Hershey earnings pressured by impairment charge

Hershey earnings pressured by impairment charge

Hershey has booked a drop in first-quarter profits due to higher asset impairment charges and "business realignment" costs.

However, the US-based confectionery and snacks group said its underlying profits rose year-on-year.

The company said operating profit declined to US$191.9m in the three months to 2 April, compared to $339.5m in the comparable period of last year.

During the period, Hershey registered "long-lived asset impairment charges" of $208m and integration costs of $44m compared to $6m last year. In total for the quarter, items impacting comparability totalled $216.6m. 

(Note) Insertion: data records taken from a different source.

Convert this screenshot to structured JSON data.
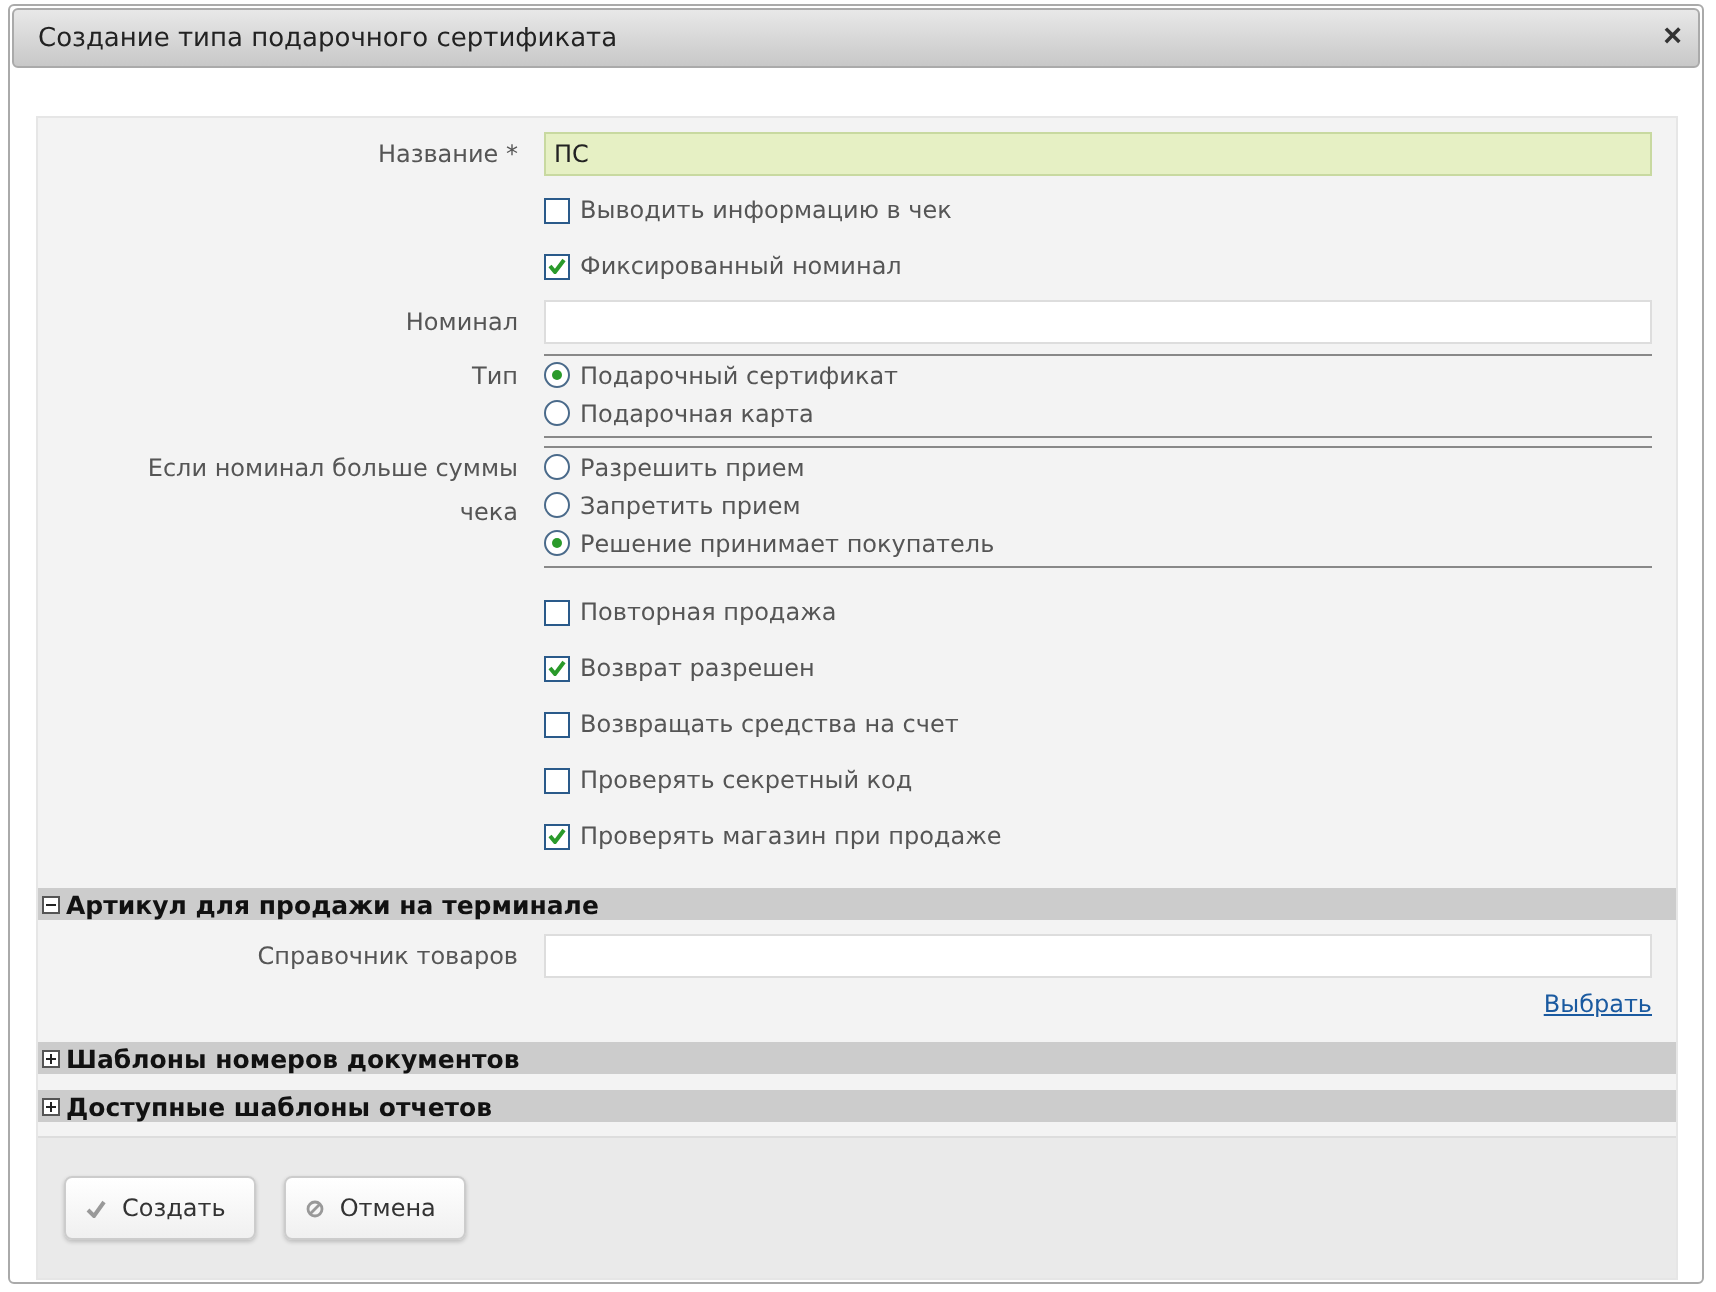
{
  "window": {
    "title": "Создание типа подарочного сертификата",
    "close": "×"
  },
  "fields": [
    {
      "kind": "text",
      "label": "Название *",
      "value": "ПС",
      "required": true
    },
    {
      "kind": "checkbox",
      "text": "Выводить информацию в чек",
      "checked": false
    },
    {
      "kind": "checkbox",
      "text": "Фиксированный номинал",
      "checked": true
    },
    {
      "kind": "text",
      "label": "Номинал",
      "required": false
    },
    {
      "kind": "radio",
      "label": "Тип",
      "options": [
        {
          "text": "Подарочный сертификат",
          "selected": true
        },
        {
          "text": "Подарочная карта",
          "selected": false
        }
      ]
    },
    {
      "kind": "radio",
      "label": "Если номинал больше суммы чека",
      "options": [
        {
          "text": "Разрешить прием",
          "selected": false
        },
        {
          "text": "Запретить прием",
          "selected": false
        },
        {
          "text": "Решение принимает покупатель",
          "selected": true
        }
      ]
    },
    {
      "kind": "checkbox",
      "text": "Повторная продажа",
      "checked": false
    },
    {
      "kind": "checkbox",
      "text": "Возврат разрешен",
      "checked": true
    },
    {
      "kind": "checkbox",
      "text": "Возвращать средства на счет",
      "checked": false
    },
    {
      "kind": "checkbox",
      "text": "Проверять секретный код",
      "checked": false
    },
    {
      "kind": "checkbox",
      "text": "Проверять магазин при продаже",
      "checked": true
    }
  ],
  "sections": [
    {
      "title": "Артикул для продажи на терминале",
      "expanded": true,
      "field": {
        "label": "Справочник товаров",
        "link": "Выбрать"
      }
    },
    {
      "title": "Шаблоны номеров документов",
      "expanded": false
    },
    {
      "title": "Доступные шаблоны отчетов",
      "expanded": false
    }
  ],
  "buttons": [
    {
      "kind": "ok",
      "label": "Создать"
    },
    {
      "kind": "cancel",
      "label": "Отмена"
    }
  ]
}
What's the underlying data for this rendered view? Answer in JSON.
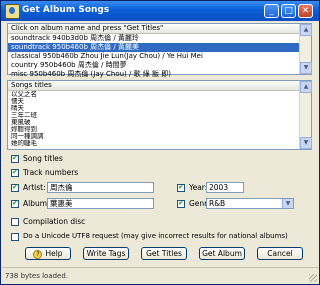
{
  "window": {
    "title": "Get Album Songs"
  },
  "title_buttons": {
    "minimize": "_",
    "maximize": "□",
    "close": "✕"
  },
  "albums": {
    "header": "Click on album name and press \"Get Titles\"",
    "items": [
      "soundtrack 940b3d0b 周杰倫 / 黃麗玲",
      "soundtrack 950b460b 周杰倫 / 黃麗美",
      "classical 950b460b Zhou Jie Lun(Jay Chou) / Ye Hui Mei",
      "country 950b460b 周杰倫 / 時間夢",
      "misc 950b460b 周杰倫 (Jay Chou) / 歌 綠 飯 即)"
    ],
    "selected_index": 1
  },
  "songs": {
    "header": "Songs titles",
    "items": [
      "以父之名",
      "懦夫",
      "晴天",
      "三年二班",
      "東風破",
      "妳聽得到",
      "同一種調調",
      "她的睫毛"
    ]
  },
  "options": {
    "song_titles": {
      "label": "Song titles",
      "checked": true
    },
    "track_numbers": {
      "label": "Track numbers",
      "checked": true
    },
    "compilation": {
      "label": "Compilation disc",
      "checked": false
    },
    "unicode": {
      "label": "Do a Unicode UTF8 request (may give incorrect results for national albums)",
      "checked": false
    }
  },
  "fields": {
    "artist": {
      "label": "Artist:",
      "value": "周杰倫",
      "checked": true
    },
    "album": {
      "label": "Album:",
      "value": "葉惠美",
      "checked": true
    },
    "year": {
      "label": "Year:",
      "value": "2003",
      "checked": true
    },
    "genre": {
      "label": "Genre:",
      "value": "R&B",
      "checked": true
    }
  },
  "buttons": {
    "help": "Help",
    "write_tags": "Write Tags",
    "get_titles": "Get Titles",
    "get_album": "Get Album",
    "cancel": "Cancel"
  },
  "status": {
    "text": "738 bytes loaded."
  }
}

Net income attributable to Hershey shareholders totalled $98.2m versus $229.8m in the first quarter of 2016.

On an adjusted basis, excluding the charges, Hershey's first-quarter consolidated operating profit was up 10.5% at $435.2m.

Adjusted net income, was $282.1m, or $1.31 per share-diluted, for the first quarter of 2017, compared with $238.9m, or $1.10 per share-diluted, for the same period of 2016.

Hershey stressed its first-quarter sales increased 2.8% to $1.88bn. Organic growth stood at 1.8%, with acquisitions and currency exchange also lifting the top line. 

"I'm pleased with our first-quarter results, which were driven by seasonal sales growth, the roll-out of Hershey's Cookie Layer Crunch bars and our continued focus on cost control," Michele Buck, Hershey's president and CEO, said.

Hershey tweaked its forecast for annual net sales, keeping the target at growth of 2-3% but saying it now expected its top line to reach "around the low end" of the range.

However, the Reese's maker expects its adjusted earnings per share-diluted "to be around the high end" of its previous forecast of $4.72 to $4.81, which would equate to a 7% to 9% increase versus 2016.